Given the SNB's reserves are 50 percent in euros, 25 percent in dollars, 9 percent in yen, 5 percent in sterling, 4 percent in the Canadian dollar and 4 percent in other currencies, the bank said half that 1 billion euros can stay in euros but the rest will have to be recycled into the other reserve currencies in the same proportions.

EURO WOES

The renewed rise in Spanish government bond yields followed Wednesday's poorly received debt auction, with traders worrying that the positive impact from the European Central Bank's two low-interest, three-year funding extravaganzas may be coming to a screeching halt.

If we continue to see Spanish yields pushing out, the euro should broadly come lower and I'm happy to stick with a short position for now, looking to take profit near $1.3000, said Jeremy Stretch, head of currency strategy at CIBC in London

There's a realization that structurally the periphery of Europe remains under extreme stress.

After holding interest rates at a record low of 1.0 percent on Wednesday, European Central Bank President Mario Draghi said downside risks to the economic outlook prevailed and dismissed talk of an exit strategy from accommodative policy measures.

Traders reported thin market conditions ahead of the Easter holidays and the U.S. non-farm payrolls report on Friday.

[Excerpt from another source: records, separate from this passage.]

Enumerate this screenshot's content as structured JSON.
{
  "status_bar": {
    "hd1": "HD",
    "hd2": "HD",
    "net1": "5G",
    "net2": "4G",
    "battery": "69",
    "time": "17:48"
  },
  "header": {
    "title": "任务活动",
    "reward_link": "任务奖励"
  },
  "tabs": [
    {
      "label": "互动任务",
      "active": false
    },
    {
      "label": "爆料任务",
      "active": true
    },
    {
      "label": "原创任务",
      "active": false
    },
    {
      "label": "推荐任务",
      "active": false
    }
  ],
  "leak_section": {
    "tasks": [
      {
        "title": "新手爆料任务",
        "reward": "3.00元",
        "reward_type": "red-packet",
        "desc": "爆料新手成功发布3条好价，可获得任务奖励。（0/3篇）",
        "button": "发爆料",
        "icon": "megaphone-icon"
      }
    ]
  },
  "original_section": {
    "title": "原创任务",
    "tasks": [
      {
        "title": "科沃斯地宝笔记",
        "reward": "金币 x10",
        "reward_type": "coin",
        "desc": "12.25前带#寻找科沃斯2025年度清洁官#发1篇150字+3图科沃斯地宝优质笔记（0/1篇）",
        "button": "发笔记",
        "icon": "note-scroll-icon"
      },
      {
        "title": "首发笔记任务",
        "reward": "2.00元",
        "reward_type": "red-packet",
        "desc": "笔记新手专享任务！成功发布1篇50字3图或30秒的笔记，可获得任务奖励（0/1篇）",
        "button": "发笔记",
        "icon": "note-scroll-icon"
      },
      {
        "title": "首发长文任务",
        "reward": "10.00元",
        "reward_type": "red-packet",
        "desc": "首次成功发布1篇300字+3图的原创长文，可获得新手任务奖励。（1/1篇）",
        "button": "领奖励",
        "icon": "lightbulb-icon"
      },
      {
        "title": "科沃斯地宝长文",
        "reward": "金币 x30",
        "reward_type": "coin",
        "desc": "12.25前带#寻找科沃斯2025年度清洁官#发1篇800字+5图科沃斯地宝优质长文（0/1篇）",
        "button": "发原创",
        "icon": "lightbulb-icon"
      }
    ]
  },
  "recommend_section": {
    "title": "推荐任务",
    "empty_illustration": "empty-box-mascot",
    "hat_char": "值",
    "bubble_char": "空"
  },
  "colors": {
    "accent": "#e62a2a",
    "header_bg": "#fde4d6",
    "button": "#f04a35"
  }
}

The U.S. economy is expected to have added 203,000 jobs last month, after February's non-farm payrolls rose 227,000.